**WHAT TO PRODUCE:**
The answer must be every line of the data that holds the word "JSON".

[Opening DATA FOR THE TASK section]

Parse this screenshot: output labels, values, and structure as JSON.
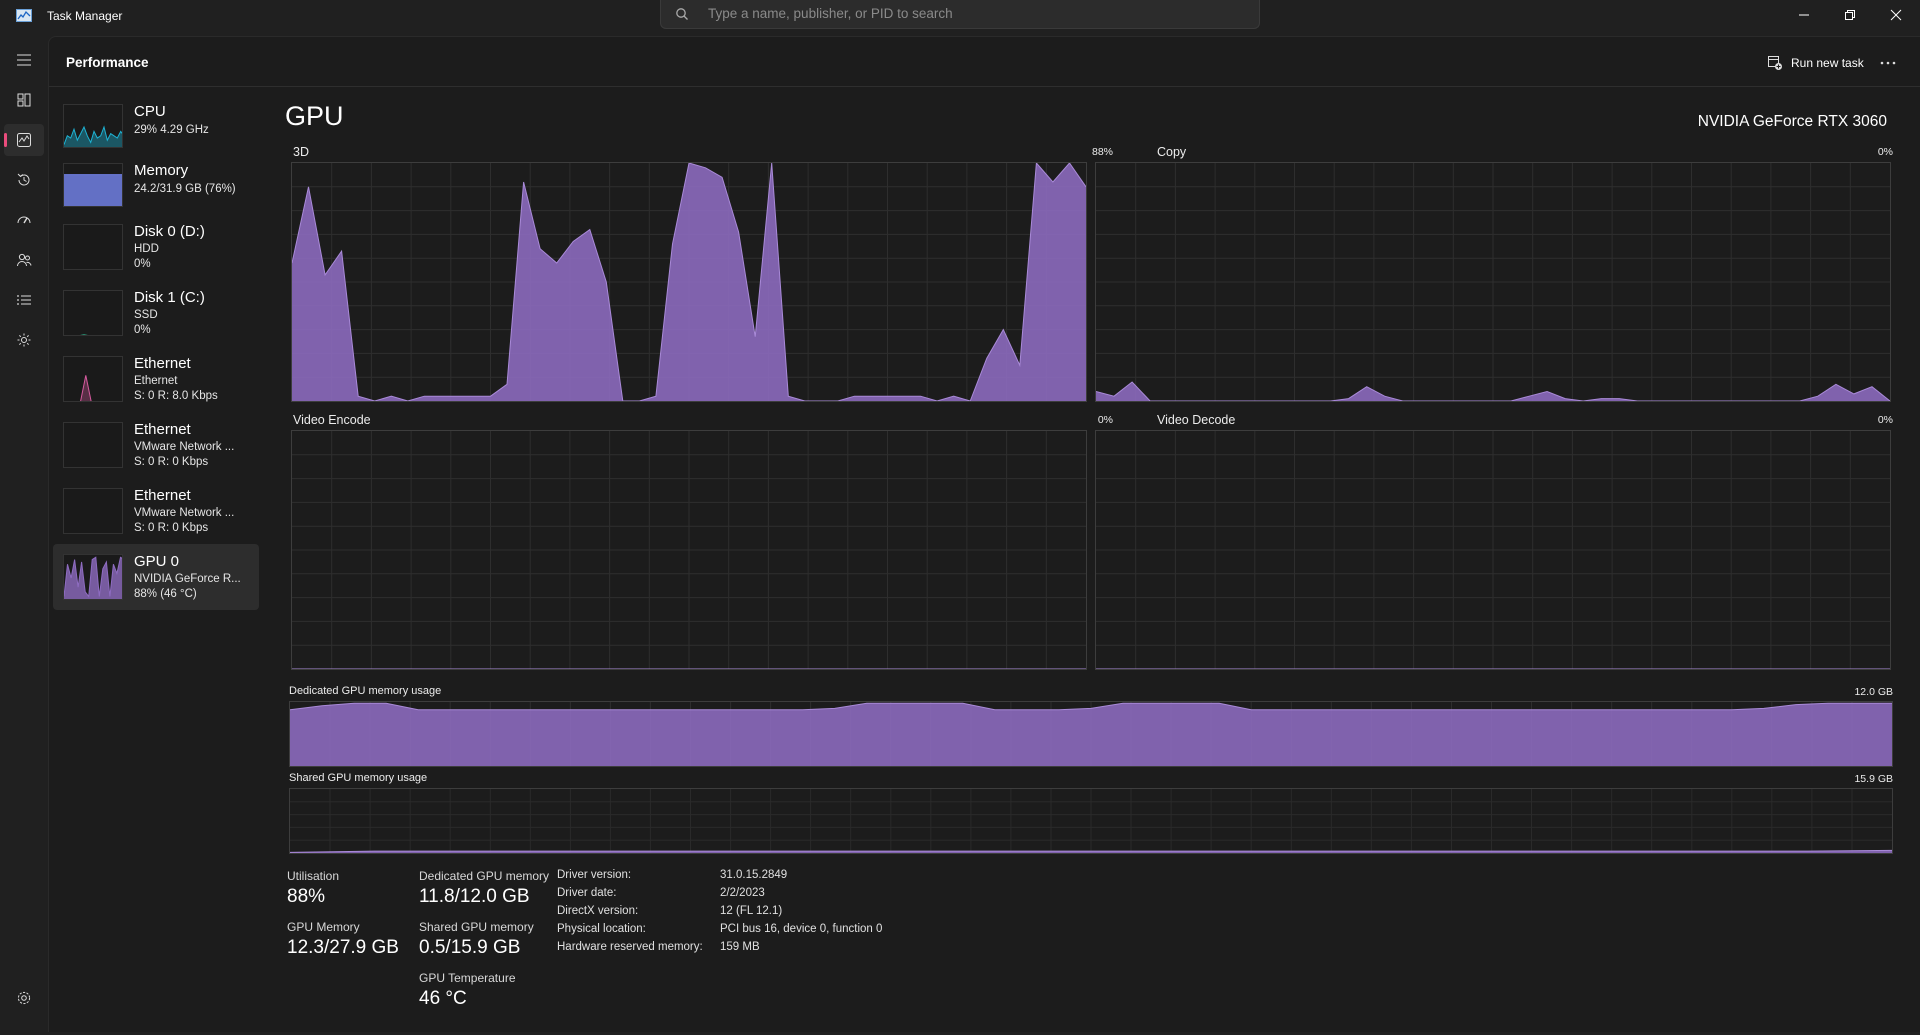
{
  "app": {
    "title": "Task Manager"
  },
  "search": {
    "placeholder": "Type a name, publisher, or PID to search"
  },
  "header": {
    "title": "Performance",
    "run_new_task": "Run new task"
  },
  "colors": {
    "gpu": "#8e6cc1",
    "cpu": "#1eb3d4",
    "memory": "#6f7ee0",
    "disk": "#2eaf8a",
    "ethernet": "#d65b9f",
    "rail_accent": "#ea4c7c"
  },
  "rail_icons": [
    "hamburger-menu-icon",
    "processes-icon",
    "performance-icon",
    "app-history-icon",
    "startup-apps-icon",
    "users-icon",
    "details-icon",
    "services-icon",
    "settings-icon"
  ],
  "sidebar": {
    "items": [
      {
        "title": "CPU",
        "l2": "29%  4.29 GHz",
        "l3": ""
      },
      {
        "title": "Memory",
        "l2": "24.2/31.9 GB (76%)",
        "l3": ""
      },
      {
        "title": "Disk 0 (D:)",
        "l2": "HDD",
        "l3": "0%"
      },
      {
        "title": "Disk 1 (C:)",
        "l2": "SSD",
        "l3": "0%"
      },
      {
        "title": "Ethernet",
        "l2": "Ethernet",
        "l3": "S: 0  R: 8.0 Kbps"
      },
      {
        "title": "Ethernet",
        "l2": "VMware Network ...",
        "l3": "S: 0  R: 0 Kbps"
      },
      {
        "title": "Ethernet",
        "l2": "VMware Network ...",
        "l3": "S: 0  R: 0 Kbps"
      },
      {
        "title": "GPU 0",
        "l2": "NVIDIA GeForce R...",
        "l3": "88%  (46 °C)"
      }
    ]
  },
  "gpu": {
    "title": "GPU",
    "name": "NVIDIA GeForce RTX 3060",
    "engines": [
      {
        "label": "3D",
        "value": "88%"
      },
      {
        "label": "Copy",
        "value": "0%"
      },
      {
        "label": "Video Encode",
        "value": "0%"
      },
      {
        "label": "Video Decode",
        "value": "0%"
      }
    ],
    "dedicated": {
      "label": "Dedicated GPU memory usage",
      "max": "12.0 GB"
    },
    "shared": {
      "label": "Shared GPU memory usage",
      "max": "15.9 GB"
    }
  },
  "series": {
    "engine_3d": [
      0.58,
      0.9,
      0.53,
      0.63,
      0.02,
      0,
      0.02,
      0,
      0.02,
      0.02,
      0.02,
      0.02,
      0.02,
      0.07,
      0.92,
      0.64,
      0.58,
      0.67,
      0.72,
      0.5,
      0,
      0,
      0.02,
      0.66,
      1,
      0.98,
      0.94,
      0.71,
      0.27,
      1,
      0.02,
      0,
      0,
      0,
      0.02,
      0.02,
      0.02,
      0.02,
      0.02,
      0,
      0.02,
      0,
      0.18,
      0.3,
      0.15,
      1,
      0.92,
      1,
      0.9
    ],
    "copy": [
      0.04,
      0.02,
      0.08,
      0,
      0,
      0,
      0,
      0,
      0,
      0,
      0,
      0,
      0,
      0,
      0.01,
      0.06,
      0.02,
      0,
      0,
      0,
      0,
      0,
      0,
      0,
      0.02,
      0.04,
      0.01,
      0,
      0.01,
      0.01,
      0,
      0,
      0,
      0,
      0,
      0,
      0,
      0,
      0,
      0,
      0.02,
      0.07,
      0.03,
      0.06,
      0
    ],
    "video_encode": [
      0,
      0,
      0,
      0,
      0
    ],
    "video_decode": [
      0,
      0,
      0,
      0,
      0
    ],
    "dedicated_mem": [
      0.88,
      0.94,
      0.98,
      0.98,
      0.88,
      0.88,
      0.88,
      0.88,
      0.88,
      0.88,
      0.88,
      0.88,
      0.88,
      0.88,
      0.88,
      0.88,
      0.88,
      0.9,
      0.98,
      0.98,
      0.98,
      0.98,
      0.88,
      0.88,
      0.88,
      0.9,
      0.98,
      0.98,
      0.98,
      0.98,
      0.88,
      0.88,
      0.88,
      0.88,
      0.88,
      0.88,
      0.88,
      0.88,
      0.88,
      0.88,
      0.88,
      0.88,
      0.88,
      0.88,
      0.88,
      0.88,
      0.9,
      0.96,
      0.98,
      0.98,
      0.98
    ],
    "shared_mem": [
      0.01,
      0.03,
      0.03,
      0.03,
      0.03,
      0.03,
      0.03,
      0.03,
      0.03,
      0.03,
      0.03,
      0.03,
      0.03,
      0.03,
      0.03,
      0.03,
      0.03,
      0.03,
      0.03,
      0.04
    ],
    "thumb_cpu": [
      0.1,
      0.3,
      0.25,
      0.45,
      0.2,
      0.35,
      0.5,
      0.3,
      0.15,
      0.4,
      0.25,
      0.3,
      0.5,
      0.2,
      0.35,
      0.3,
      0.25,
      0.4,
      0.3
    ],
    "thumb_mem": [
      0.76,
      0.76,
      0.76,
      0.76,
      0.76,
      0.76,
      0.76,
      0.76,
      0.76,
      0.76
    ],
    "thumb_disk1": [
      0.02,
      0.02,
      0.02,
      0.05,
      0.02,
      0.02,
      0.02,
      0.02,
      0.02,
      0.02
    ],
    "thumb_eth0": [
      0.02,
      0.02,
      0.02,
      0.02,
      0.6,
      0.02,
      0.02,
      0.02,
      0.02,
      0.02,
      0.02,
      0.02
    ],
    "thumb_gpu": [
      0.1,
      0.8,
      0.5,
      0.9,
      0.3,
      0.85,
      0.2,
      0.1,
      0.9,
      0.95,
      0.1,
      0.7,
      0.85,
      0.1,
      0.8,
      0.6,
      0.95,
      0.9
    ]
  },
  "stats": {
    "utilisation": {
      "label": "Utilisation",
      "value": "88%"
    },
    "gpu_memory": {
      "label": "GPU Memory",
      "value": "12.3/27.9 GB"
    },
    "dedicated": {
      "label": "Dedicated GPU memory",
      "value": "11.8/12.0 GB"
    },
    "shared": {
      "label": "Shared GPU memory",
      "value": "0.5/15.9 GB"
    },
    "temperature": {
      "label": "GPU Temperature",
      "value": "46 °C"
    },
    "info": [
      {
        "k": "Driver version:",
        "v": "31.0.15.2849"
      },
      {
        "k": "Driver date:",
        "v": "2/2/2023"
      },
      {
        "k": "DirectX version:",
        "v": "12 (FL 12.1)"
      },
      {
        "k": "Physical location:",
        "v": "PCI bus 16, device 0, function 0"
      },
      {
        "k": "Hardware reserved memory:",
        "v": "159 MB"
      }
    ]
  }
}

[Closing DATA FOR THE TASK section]
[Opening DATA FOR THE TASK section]

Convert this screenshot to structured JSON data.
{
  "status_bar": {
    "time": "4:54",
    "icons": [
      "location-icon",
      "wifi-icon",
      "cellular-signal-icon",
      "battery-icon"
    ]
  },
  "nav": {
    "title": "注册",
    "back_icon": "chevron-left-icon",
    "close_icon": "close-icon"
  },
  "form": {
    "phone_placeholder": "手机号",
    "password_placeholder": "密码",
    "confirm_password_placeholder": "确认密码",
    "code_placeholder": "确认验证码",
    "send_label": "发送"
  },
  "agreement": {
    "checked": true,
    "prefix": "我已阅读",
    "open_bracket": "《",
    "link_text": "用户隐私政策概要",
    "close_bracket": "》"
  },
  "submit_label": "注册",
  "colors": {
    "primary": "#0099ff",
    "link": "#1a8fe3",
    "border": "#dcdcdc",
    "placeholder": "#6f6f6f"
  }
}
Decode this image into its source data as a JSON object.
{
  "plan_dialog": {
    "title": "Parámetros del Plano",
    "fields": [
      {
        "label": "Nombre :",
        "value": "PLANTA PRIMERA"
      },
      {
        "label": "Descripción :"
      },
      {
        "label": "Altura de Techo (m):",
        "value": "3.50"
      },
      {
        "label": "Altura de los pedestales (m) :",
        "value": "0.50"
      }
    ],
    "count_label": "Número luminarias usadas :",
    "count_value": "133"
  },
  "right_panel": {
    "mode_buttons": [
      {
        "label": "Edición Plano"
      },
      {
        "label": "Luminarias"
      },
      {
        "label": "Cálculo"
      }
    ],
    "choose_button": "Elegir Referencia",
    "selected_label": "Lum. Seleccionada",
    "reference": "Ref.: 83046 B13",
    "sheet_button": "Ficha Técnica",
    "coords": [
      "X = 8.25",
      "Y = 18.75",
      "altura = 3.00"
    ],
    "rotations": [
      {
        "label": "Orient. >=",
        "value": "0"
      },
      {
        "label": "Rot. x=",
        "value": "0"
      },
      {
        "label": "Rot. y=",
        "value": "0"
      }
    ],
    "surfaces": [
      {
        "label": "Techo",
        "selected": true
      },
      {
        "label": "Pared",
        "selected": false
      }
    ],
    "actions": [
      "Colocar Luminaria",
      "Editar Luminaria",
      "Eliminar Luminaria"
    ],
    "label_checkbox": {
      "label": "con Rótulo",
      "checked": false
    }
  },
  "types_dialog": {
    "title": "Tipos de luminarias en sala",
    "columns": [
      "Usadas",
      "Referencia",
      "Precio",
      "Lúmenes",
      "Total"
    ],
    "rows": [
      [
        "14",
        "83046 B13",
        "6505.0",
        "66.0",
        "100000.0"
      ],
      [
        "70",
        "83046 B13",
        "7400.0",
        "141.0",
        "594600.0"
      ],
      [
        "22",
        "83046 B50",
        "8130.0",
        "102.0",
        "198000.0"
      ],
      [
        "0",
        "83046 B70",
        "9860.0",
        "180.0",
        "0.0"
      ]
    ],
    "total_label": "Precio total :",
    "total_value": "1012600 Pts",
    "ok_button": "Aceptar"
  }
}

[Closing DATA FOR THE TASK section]
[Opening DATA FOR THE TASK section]

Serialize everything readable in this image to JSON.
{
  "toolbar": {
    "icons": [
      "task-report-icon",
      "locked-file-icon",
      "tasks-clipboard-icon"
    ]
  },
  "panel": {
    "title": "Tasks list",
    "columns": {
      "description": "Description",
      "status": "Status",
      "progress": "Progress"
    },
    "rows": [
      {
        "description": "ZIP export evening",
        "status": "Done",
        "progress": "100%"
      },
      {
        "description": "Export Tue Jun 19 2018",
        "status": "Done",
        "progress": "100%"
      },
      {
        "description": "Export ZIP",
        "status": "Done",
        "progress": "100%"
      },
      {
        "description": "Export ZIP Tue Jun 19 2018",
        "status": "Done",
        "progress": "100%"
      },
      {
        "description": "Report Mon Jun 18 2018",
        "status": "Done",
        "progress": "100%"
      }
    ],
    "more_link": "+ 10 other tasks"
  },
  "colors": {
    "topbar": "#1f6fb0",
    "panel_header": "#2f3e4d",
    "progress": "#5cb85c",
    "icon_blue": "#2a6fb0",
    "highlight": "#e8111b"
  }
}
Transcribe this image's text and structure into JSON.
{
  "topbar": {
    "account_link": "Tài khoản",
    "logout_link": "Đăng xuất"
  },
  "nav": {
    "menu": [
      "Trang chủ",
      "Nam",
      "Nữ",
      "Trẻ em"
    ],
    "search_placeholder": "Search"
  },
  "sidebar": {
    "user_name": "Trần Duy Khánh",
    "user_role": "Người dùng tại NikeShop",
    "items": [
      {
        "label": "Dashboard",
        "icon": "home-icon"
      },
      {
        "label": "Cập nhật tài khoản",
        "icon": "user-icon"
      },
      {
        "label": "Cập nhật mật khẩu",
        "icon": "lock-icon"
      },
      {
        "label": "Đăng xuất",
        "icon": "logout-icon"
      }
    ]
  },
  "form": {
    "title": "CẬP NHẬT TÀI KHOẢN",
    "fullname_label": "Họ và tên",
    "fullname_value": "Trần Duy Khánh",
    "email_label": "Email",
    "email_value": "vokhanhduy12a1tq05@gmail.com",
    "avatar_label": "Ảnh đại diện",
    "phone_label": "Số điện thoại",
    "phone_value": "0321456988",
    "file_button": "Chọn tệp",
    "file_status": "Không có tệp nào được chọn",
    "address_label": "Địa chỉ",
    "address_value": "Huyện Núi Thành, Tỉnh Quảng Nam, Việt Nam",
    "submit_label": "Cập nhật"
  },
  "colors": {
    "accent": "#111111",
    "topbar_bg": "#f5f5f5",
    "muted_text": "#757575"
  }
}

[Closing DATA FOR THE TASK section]

**TASK ANSWER:**
Parse this screenshot: output labels, values, and structure as JSON.
Convert this screenshot to structured JSON data.
Decode this image into its source data as a JSON object.
Serialize everything readable in this image to JSON.
Transcribe this image's text and structure into JSON.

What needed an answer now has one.